Time, part 7: a world without time
If God is perfect, he cannot change. After all, if he would, he would be imperfect either before or after that change. Now if God cannot change, how can he have created the universe? This was more or less the argument that Aristotle used to prove that the world was not created and, therefore, had to be eternal.
It’s a good point and it took centuries before it was refuted. The most famous treatment is by Augustine of Hippo, who addresses the question what God did before the creation in the Confessions. After having joked that before the creation, God created Hell for people who ask improper questions, he made the simple but profound point that if God created everything, time had been created as well, and that there was no “before” before the creation. Aristotle’s question was devoid of meaning.
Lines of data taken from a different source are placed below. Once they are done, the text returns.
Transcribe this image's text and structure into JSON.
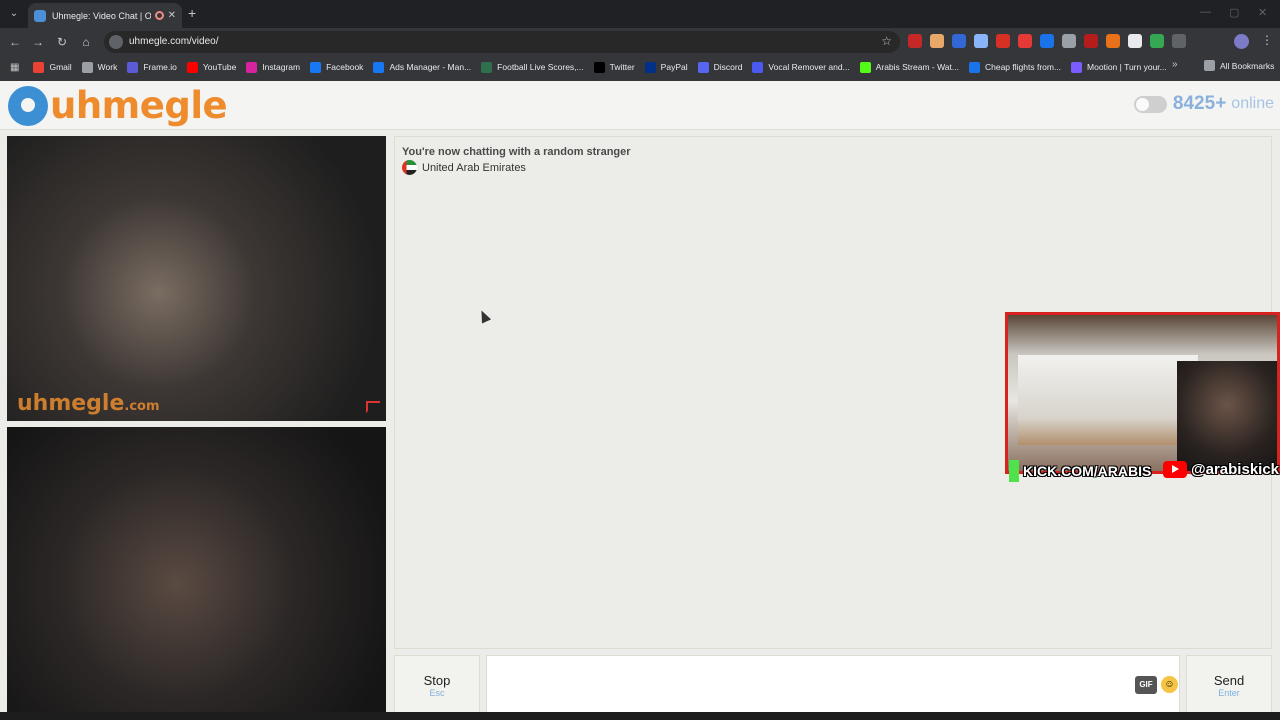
{
  "browser": {
    "tab_title": "Uhmegle: Video Chat | Ome",
    "url": "uhmegle.com/video/",
    "bookmarks": [
      {
        "label": "Gmail",
        "color": "#ea4335"
      },
      {
        "label": "Work",
        "color": "#9aa0a6"
      },
      {
        "label": "Frame.io",
        "color": "#5b5bd6"
      },
      {
        "label": "YouTube",
        "color": "#ff0000"
      },
      {
        "label": "Instagram",
        "color": "#d6249f"
      },
      {
        "label": "Facebook",
        "color": "#1877f2"
      },
      {
        "label": "Ads Manager - Man...",
        "color": "#1877f2"
      },
      {
        "label": "Football Live Scores,...",
        "color": "#2f6f4e"
      },
      {
        "label": "Twitter",
        "color": "#000000"
      },
      {
        "label": "PayPal",
        "color": "#003087"
      },
      {
        "label": "Discord",
        "color": "#5865f2"
      },
      {
        "label": "Vocal Remover and...",
        "color": "#4a5af0"
      },
      {
        "label": "Arabis Stream - Wat...",
        "color": "#53fc18"
      },
      {
        "label": "Cheap flights from...",
        "color": "#1a73e8"
      },
      {
        "label": "Mootion | Turn your...",
        "color": "#7a5cff"
      }
    ],
    "all_bookmarks_label": "All Bookmarks"
  },
  "site": {
    "logo_text": "uhmegle",
    "online_count": "8425+",
    "online_label": "online"
  },
  "video": {
    "watermark_brand": "uhmegle",
    "watermark_tld": ".com"
  },
  "chat": {
    "status_title": "You're now chatting with a random stranger",
    "country": "United Arab Emirates"
  },
  "overlay": {
    "kick_text": "KICK.COM/ARABIS",
    "youtube_text": "@arabiskick"
  },
  "controls": {
    "stop_label": "Stop",
    "stop_hint": "Esc",
    "send_label": "Send",
    "send_hint": "Enter",
    "gif_label": "GIF",
    "message_placeholder": ""
  },
  "colors": {
    "logo_orange": "#ee8b2c",
    "logo_blue": "#3d8fd4",
    "online_blue": "#8ab0dc",
    "overlay_red": "#d8221f",
    "kick_green": "#53fc18"
  }
}
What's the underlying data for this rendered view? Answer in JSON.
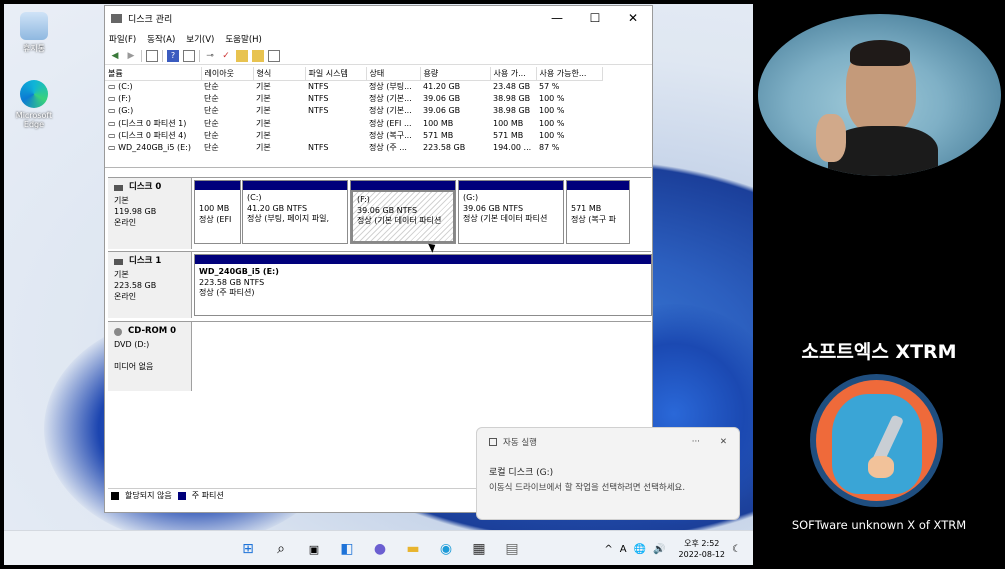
{
  "desktop": {
    "icons": [
      {
        "label": "휴지통",
        "icon": "recycle-bin-icon"
      },
      {
        "label": "Microsoft Edge",
        "icon": "edge-icon"
      }
    ]
  },
  "window": {
    "title": "디스크 관리",
    "controls": {
      "minimize": "—",
      "maximize": "☐",
      "close": "✕"
    },
    "menu": [
      "파일(F)",
      "동작(A)",
      "보기(V)",
      "도움말(H)"
    ],
    "toolbar": [
      "back-icon",
      "forward-icon",
      "console-icon",
      "help-icon",
      "properties-icon",
      "connect-icon",
      "check-icon",
      "folder-icon",
      "export-icon",
      "list-icon"
    ]
  },
  "volumes": {
    "columns": [
      "볼륨",
      "레이아웃",
      "형식",
      "파일 시스템",
      "상태",
      "용량",
      "사용 가...",
      "사용 가능한..."
    ],
    "rows": [
      [
        "(C:)",
        "단순",
        "기본",
        "NTFS",
        "정상 (부팅...",
        "41.20 GB",
        "23.48 GB",
        "57 %"
      ],
      [
        "(F:)",
        "단순",
        "기본",
        "NTFS",
        "정상 (기본...",
        "39.06 GB",
        "38.98 GB",
        "100 %"
      ],
      [
        "(G:)",
        "단순",
        "기본",
        "NTFS",
        "정상 (기본...",
        "39.06 GB",
        "38.98 GB",
        "100 %"
      ],
      [
        "(디스크 0 파티션 1)",
        "단순",
        "기본",
        "",
        "정상 (EFI ...",
        "100 MB",
        "100 MB",
        "100 %"
      ],
      [
        "(디스크 0 파티션 4)",
        "단순",
        "기본",
        "",
        "정상 (복구...",
        "571 MB",
        "571 MB",
        "100 %"
      ],
      [
        "WD_240GB_i5 (E:)",
        "단순",
        "기본",
        "NTFS",
        "정상 (주 ...",
        "223.58 GB",
        "194.00 ...",
        "87 %"
      ]
    ]
  },
  "disks": [
    {
      "name": "디스크 0",
      "type": "기본",
      "size": "119.98 GB",
      "state": "온라인",
      "partitions": [
        {
          "title": "",
          "line1": "100 MB",
          "line2": "정상 (EFI"
        },
        {
          "title": "(C:)",
          "line1": "41.20 GB NTFS",
          "line2": "정상 (부팅, 페이지 파일,"
        },
        {
          "title": "(F:)",
          "line1": "39.06 GB NTFS",
          "line2": "정상 (기본 데이터 파티션"
        },
        {
          "title": "(G:)",
          "line1": "39.06 GB NTFS",
          "line2": "정상 (기본 데이터 파티션"
        },
        {
          "title": "",
          "line1": "571 MB",
          "line2": "정상 (복구 파"
        }
      ]
    },
    {
      "name": "디스크 1",
      "type": "기본",
      "size": "223.58 GB",
      "state": "온라인",
      "partitions": [
        {
          "title": "WD_240GB_i5  (E:)",
          "line1": "223.58 GB NTFS",
          "line2": "정상 (주 파티션)"
        }
      ]
    },
    {
      "name": "CD-ROM 0",
      "type": "DVD (D:)",
      "size": "",
      "state": "미디어 없음",
      "partitions": []
    }
  ],
  "legend": [
    {
      "label": "할당되지 않음",
      "color": "#000000"
    },
    {
      "label": "주 파티션",
      "color": "#00007b"
    }
  ],
  "notification": {
    "app": "자동 실행",
    "more": "···",
    "close": "✕",
    "title": "로컬 디스크 (G:)",
    "body": "이동식 드라이브에서 할 작업을 선택하려면 선택하세요."
  },
  "taskbar": {
    "apps": [
      "windows-start-icon",
      "search-icon",
      "task-view-icon",
      "widgets-icon",
      "teams-chat-icon",
      "file-explorer-icon",
      "edge-icon",
      "store-icon",
      "disk-management-icon"
    ],
    "tray": {
      "chevron": "^",
      "ime": "A",
      "network": "🌐",
      "volume": "🔊"
    },
    "clock_time": "오후 2:52",
    "clock_date": "2022-08-12"
  },
  "right_panel": {
    "brand": "소프트엑스 XTRM",
    "tagline": "SOFTware unknown X of XTRM"
  }
}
It is always easy to make fun of philosophers. “If you read what they thought about women, you become skeptical about what else they have were thinking about” – those kinds of jokes. But we have to admit that Aristotle and Augustine were asking good questions and were, in their mind, boldly going where no man had gone before. Aristotle was one of the first to imagine that the world might not have been created; Augustine’s response runs counter to our intuition.
However, these two men, who were struggling to understand time and its implications, were exceptions. Not many ancient writers really thought about *it (which make the efforts of Aristotle and Augustine even more impressive). It is as if people lived in a world without time.
In one of the late-antique juridical texts – I forget which one – there is a remark that aristocrats ought to have markets on their country estates, because otherwise the peasants would lose too much time to visit the city. It’s one of the few texts that betrays awareness of the fact that time itself had value. You can translate “time is money” into Latin or Greek, but most people would not have understood it.
The rhythms were different, back then. As we have seen in Josho’s article on water clock, the Greeks and Romans accepted that the twelve hours did not have the same length in the winter and summer. The daily rhythms changed with the season – the ancients had no problem with that. They were amused by the Jews, who had a seven day rhythm and had a fixed day of rest, and it was only in Late Antiquity that this became the common rhythm of the Mediterranean world. Until then, the calendar with the festivals dictated when the people could rest, and it was more or less random.
That terrible poetic cliché that, to a lover, time passes slowly when he is waiting for his beloved, and that time passes too quickly when he is with his beloved, is mercifully absent from ancient poetry. There is, except for an occasional scientist, no obsession with minutes or seconds. If you look at tombstones, you will see that people always died when they were precisely fifty, sixty, or seventy years old. Even soldiers, who were discharged after twenty or twenty-five years of service, were not really aware of their age, even though their units must have had some kind of administration. As the example of Mainz shows, they did not know precisely how old they were.
When Alexander invaded India, he said he did it because his ancestors Dionysus and Heracles had been kings of India. When he sacked parts of Persepolis, it was in revenge for Xerxes’ expedition to Greece, which had been a century and a half before. Our sources take this as seriously as more recent events, not distinguishing between the recent and the distant or mythological past. Alexander had no sense of time.
It all changed when the Christians needed to calculate the true Easter date, and the use of a calendar era was no longer something for astronomers. Everyone who had studied the Seven Liberal Arts knew the computus. This created awareness of the depth of time and our modern sense of history.